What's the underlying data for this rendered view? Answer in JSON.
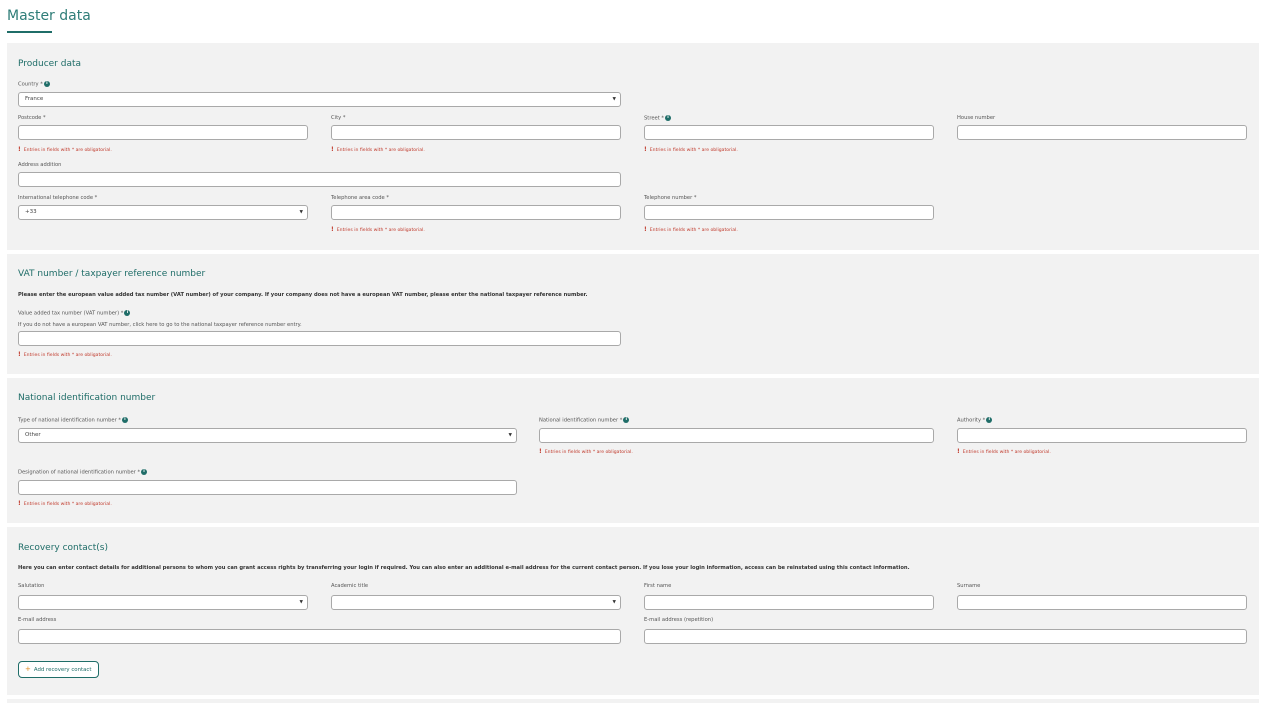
{
  "page": {
    "title": "Master data"
  },
  "common": {
    "error": "Entries in fields with * are obligatorial."
  },
  "producer": {
    "title": "Producer data",
    "country_label": "Country *",
    "country_value": "France",
    "postcode_label": "Postcode *",
    "city_label": "City *",
    "street_label": "Street *",
    "house_label": "House number",
    "address_addition_label": "Address addition",
    "intl_code_label": "International telephone code *",
    "intl_code_value": "+33",
    "area_code_label": "Telephone area code *",
    "phone_label": "Telephone number *"
  },
  "vat": {
    "title": "VAT number / taxpayer reference number",
    "description": "Please enter the european value added tax number (VAT number) of your company. If your company does not have a european VAT number, please enter the national taxpayer reference number.",
    "field_label": "Value added tax number (VAT number) *",
    "hint": "If you do not have a european VAT number, click here to go to the national taxpayer reference number entry."
  },
  "nid": {
    "title": "National identification number",
    "type_label": "Type of national identification number *",
    "type_value": "Other",
    "number_label": "National identification number *",
    "authority_label": "Authority *",
    "designation_label": "Designation of national identification number *"
  },
  "recovery": {
    "title": "Recovery contact(s)",
    "description": "Here you can enter contact details for additional persons to whom you can grant access rights by transferring your login if required. You can also enter an additional e-mail address for the current contact person. If you lose your login information, access can be reinstated using this contact information.",
    "salutation_label": "Salutation",
    "academic_label": "Academic title",
    "first_name_label": "First name",
    "surname_label": "Surname",
    "email_label": "E-mail address",
    "email_repeat_label": "E-mail address (repetition)",
    "add_button": "Add recovery contact"
  },
  "icons": {
    "info": "info-icon",
    "caret": "chevron-down-icon",
    "error": "exclamation-icon",
    "add": "plus-icon"
  },
  "colors": {
    "accent": "#1f6d68",
    "error": "#c0392b",
    "panel": "#f2f2f2"
  }
}
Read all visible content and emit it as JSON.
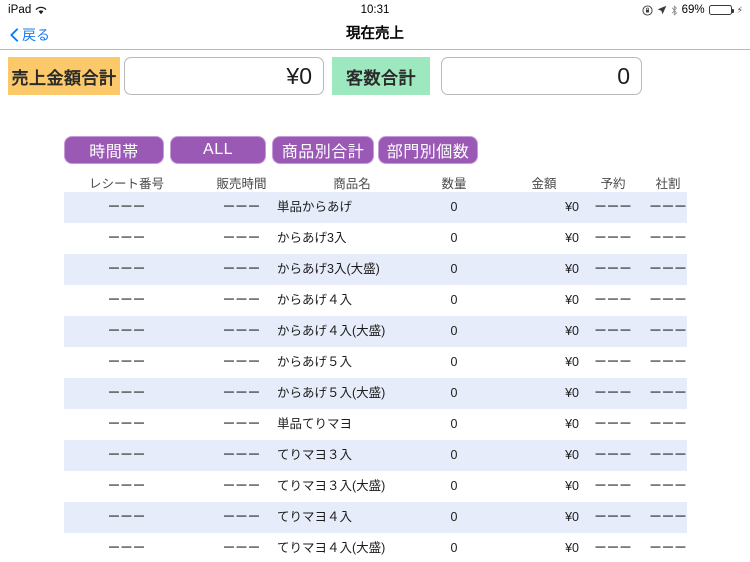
{
  "status_bar": {
    "carrier": "iPad",
    "wifi_icon": "wifi-icon",
    "time": "10:31",
    "rotation_lock_icon": "rotation-lock-icon",
    "location_icon": "location-arrow-icon",
    "bluetooth_icon": "bluetooth-icon",
    "battery_percent": "69%",
    "battery_level": 69,
    "charging_icon": "charging-bolt-icon"
  },
  "nav": {
    "back_label": "戻る",
    "back_icon": "chevron-left-icon",
    "title": "現在売上"
  },
  "totals": {
    "sales_label": "売上金額合計",
    "sales_value": "¥0",
    "sales_label_color": "#fbc96a",
    "guests_label": "客数合計",
    "guests_value": "0",
    "guests_label_color": "#9ee8bf"
  },
  "tabs": {
    "accent_color": "#9b59b6",
    "items": [
      {
        "label": "時間帯"
      },
      {
        "label": "ALL"
      },
      {
        "label": "商品別合計"
      },
      {
        "label": "部門別個数"
      }
    ]
  },
  "table": {
    "columns": [
      {
        "key": "receipt",
        "label": "レシート番号"
      },
      {
        "key": "time",
        "label": "販売時間"
      },
      {
        "key": "name",
        "label": "商品名"
      },
      {
        "key": "qty",
        "label": "数量"
      },
      {
        "key": "amount",
        "label": "金額"
      },
      {
        "key": "reserve",
        "label": "予約"
      },
      {
        "key": "discount",
        "label": "社割"
      }
    ],
    "row_alt_color": "#e6ecfa",
    "rows": [
      {
        "receipt": "ーーー",
        "time": "ーーー",
        "name": "単品からあげ",
        "qty": "0",
        "amount": "¥0",
        "reserve": "ーーー",
        "discount": "ーーー"
      },
      {
        "receipt": "ーーー",
        "time": "ーーー",
        "name": "からあげ3入",
        "qty": "0",
        "amount": "¥0",
        "reserve": "ーーー",
        "discount": "ーーー"
      },
      {
        "receipt": "ーーー",
        "time": "ーーー",
        "name": "からあげ3入(大盛)",
        "qty": "0",
        "amount": "¥0",
        "reserve": "ーーー",
        "discount": "ーーー"
      },
      {
        "receipt": "ーーー",
        "time": "ーーー",
        "name": "からあげ４入",
        "qty": "0",
        "amount": "¥0",
        "reserve": "ーーー",
        "discount": "ーーー"
      },
      {
        "receipt": "ーーー",
        "time": "ーーー",
        "name": "からあげ４入(大盛)",
        "qty": "0",
        "amount": "¥0",
        "reserve": "ーーー",
        "discount": "ーーー"
      },
      {
        "receipt": "ーーー",
        "time": "ーーー",
        "name": "からあげ５入",
        "qty": "0",
        "amount": "¥0",
        "reserve": "ーーー",
        "discount": "ーーー"
      },
      {
        "receipt": "ーーー",
        "time": "ーーー",
        "name": "からあげ５入(大盛)",
        "qty": "0",
        "amount": "¥0",
        "reserve": "ーーー",
        "discount": "ーーー"
      },
      {
        "receipt": "ーーー",
        "time": "ーーー",
        "name": "単品てりマヨ",
        "qty": "0",
        "amount": "¥0",
        "reserve": "ーーー",
        "discount": "ーーー"
      },
      {
        "receipt": "ーーー",
        "time": "ーーー",
        "name": "てりマヨ３入",
        "qty": "0",
        "amount": "¥0",
        "reserve": "ーーー",
        "discount": "ーーー"
      },
      {
        "receipt": "ーーー",
        "time": "ーーー",
        "name": "てりマヨ３入(大盛)",
        "qty": "0",
        "amount": "¥0",
        "reserve": "ーーー",
        "discount": "ーーー"
      },
      {
        "receipt": "ーーー",
        "time": "ーーー",
        "name": "てりマヨ４入",
        "qty": "0",
        "amount": "¥0",
        "reserve": "ーーー",
        "discount": "ーーー"
      },
      {
        "receipt": "ーーー",
        "time": "ーーー",
        "name": "てりマヨ４入(大盛)",
        "qty": "0",
        "amount": "¥0",
        "reserve": "ーーー",
        "discount": "ーーー"
      }
    ]
  }
}
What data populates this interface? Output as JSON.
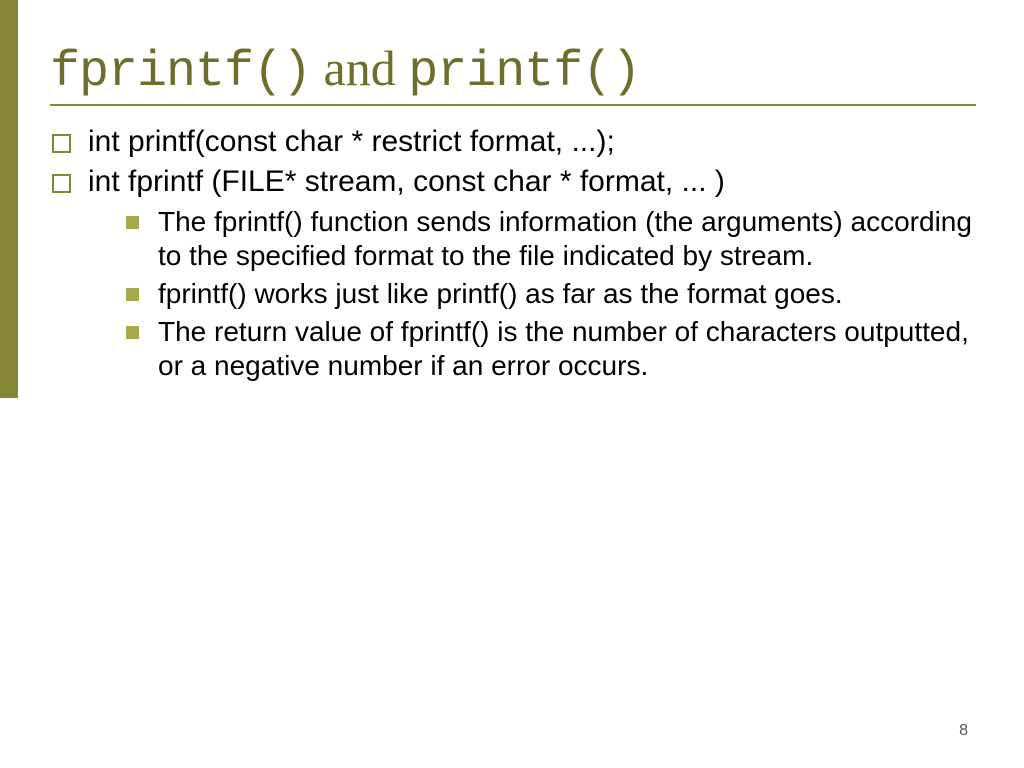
{
  "title": {
    "part1_mono": "fprintf()",
    "joiner": " and ",
    "part2_mono": "printf()"
  },
  "bullets": {
    "b1": "int printf(const char * restrict format, ...);",
    "b2": "int fprintf (FILE* stream, const char * format, ... )",
    "sub": {
      "s1": "The fprintf() function sends information (the arguments) according to the specified format to the file indicated by stream.",
      "s2": "fprintf() works just like printf() as far as the format goes.",
      "s3": "The return value of fprintf() is the number of characters outputted, or a  negative number if an error occurs."
    }
  },
  "page_number": "8"
}
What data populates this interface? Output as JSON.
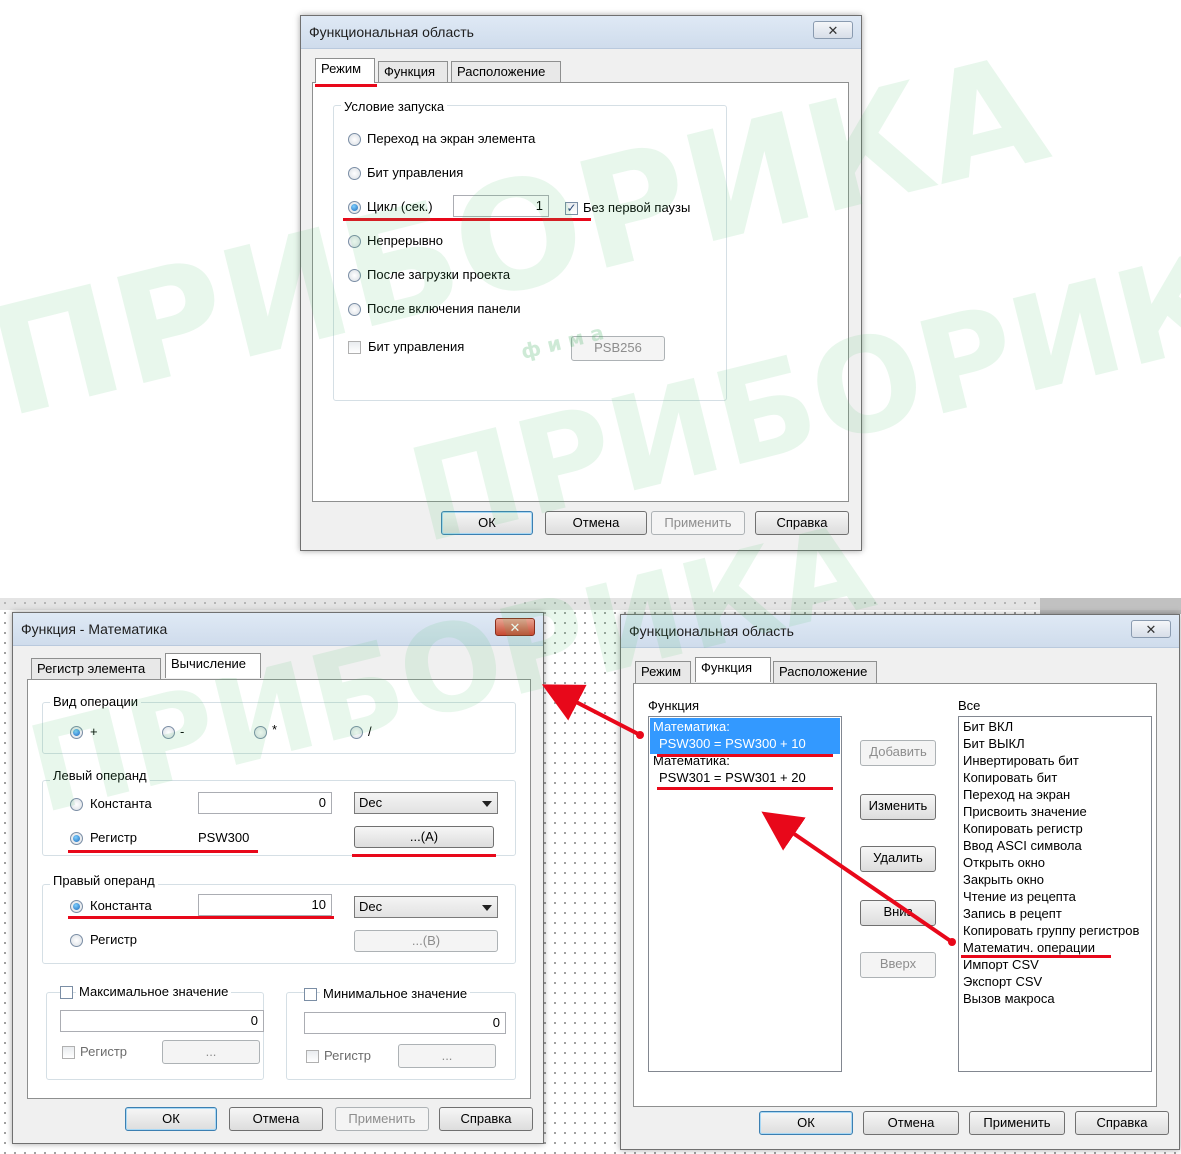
{
  "colors": {
    "accent_red": "#e8081a",
    "selection": "#3399ff",
    "window_bg": "#f0f0f0"
  },
  "watermark": {
    "text": "ПРИБОРИКА",
    "letters": "ф и м а"
  },
  "win1": {
    "title": "Функциональная область",
    "close_glyph": "✕",
    "tabs": [
      "Режим",
      "Функция",
      "Расположение"
    ],
    "group_title": "Условие запуска",
    "options": [
      "Переход на экран элемента",
      "Бит управления",
      "Цикл (сек.)",
      "Непрерывно",
      "После загрузки проекта",
      "После включения панели"
    ],
    "cycle_value": "1",
    "no_first_pause": "Без первой паузы",
    "control_bit_label": "Бит управления",
    "control_bit_value": "PSB256",
    "buttons": {
      "ok": "ОК",
      "cancel": "Отмена",
      "apply": "Применить",
      "help": "Справка"
    }
  },
  "win2": {
    "title": "Функция - Математика",
    "close_glyph": "✕",
    "tabs": [
      "Регистр элемента",
      "Вычисление"
    ],
    "op_group": "Вид операции",
    "ops": [
      "+",
      "-",
      "*",
      "/"
    ],
    "left_group": "Левый операнд",
    "left_const_label": "Константа",
    "left_const_value": "0",
    "left_format": "Dec",
    "left_reg_label": "Регистр",
    "left_reg_value": "PSW300",
    "left_reg_button": "...(A)",
    "right_group": "Правый операнд",
    "right_const_label": "Константа",
    "right_const_value": "10",
    "right_format": "Dec",
    "right_reg_label": "Регистр",
    "right_reg_button": "...(B)",
    "max_label": "Максимальное значение",
    "max_value": "0",
    "min_label": "Минимальное значение",
    "min_value": "0",
    "reg_label": "Регистр",
    "reg_button": "...",
    "buttons": {
      "ok": "ОК",
      "cancel": "Отмена",
      "apply": "Применить",
      "help": "Справка"
    }
  },
  "win3": {
    "title": "Функциональная область",
    "close_glyph": "✕",
    "tabs": [
      "Режим",
      "Функция",
      "Расположение"
    ],
    "func_label": "Функция",
    "all_label": "Все",
    "entries": [
      {
        "name": "Математика:",
        "expr": "PSW300 = PSW300 + 10"
      },
      {
        "name": "Математика:",
        "expr": "PSW301 = PSW301 + 20"
      }
    ],
    "mid_buttons": [
      "Добавить",
      "Изменить",
      "Удалить",
      "Вниз",
      "Вверх"
    ],
    "all_items": [
      "Бит ВКЛ",
      "Бит ВЫКЛ",
      "Инвертировать бит",
      "Копировать бит",
      "Переход на экран",
      "Присвоить значение",
      "Копировать регистр",
      "Ввод ASCI символа",
      "Открыть окно",
      "Закрыть окно",
      "Чтение из рецепта",
      "Запись в рецепт",
      "Копировать группу регистров",
      "Математич. операции",
      "Импорт CSV",
      "Экспорт CSV",
      "Вызов макроса"
    ],
    "buttons": {
      "ok": "ОК",
      "cancel": "Отмена",
      "apply": "Применить",
      "help": "Справка"
    }
  }
}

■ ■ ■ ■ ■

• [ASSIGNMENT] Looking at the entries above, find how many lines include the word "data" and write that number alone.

• [ANSWER TO THE EXERCISE] 5